Away from complaints by members on the negative themes in Nollywood films, there have been so many cries by state governors across the country over dwindling revenues from the federation accounts and the need for states to boost their revenue bases through internally generated revenues. Tourism is a big money spinner around the world with countries especially those in the Caribbean relying on it for revenue. Films with tourism themes have been known to transform the fortunes of many countries. The popular media of the day influences the appeal of travel destinations and activities through constructing or reinforcing particular images of those destinations, and acting as ‘markers’ (MacCannell, 1999). A research conducted by Olsberg SPL (2007), consultant to the media and creative industries, reveals that several locations around the UK have benefitted from films.
With versed tourism potentials in the country, there is the need to go extra miles in projecting these potentials to the world.

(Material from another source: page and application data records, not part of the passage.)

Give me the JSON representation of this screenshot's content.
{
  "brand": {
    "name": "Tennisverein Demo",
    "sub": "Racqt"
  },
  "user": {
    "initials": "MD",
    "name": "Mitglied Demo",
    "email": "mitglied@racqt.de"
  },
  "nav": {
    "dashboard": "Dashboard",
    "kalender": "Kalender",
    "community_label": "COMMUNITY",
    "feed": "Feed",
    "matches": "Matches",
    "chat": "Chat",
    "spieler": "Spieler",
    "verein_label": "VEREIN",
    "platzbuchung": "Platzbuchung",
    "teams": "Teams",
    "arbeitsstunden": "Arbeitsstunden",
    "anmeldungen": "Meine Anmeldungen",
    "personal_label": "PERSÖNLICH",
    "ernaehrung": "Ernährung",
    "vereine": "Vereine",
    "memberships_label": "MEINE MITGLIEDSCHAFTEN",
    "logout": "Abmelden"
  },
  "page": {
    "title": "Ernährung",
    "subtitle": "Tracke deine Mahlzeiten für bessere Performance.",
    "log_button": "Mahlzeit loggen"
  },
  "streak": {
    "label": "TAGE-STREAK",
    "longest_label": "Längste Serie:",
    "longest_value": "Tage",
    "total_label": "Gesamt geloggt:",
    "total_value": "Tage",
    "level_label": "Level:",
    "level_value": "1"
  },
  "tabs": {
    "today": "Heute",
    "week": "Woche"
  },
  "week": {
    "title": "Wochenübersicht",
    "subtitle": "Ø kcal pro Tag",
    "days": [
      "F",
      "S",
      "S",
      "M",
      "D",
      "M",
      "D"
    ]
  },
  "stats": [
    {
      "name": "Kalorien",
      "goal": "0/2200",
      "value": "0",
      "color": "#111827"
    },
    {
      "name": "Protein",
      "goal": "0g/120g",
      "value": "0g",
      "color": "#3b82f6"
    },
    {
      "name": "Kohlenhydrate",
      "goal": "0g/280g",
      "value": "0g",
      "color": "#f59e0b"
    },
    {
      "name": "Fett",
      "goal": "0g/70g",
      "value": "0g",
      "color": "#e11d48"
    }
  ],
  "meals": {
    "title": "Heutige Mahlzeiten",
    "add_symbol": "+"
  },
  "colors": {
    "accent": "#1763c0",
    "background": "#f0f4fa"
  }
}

Film is a medium that has gained grounds all over the country and with the presence of Nollywood channels on many pay TV platforms, there is the need to partner with filmmakers in order to achieve success in the direction of projecting tourism. What are the respective strategies employed by producers of James Bond films that has continued to attract tourists to the destinations projected? What are Nigerian filmmakers expected to add to the content their productions in order to add tourism flavour? This is coming at a time that the government has started clamouring for film makers to think of producing films with tourism themes so that investors can be wooed to destinations across the country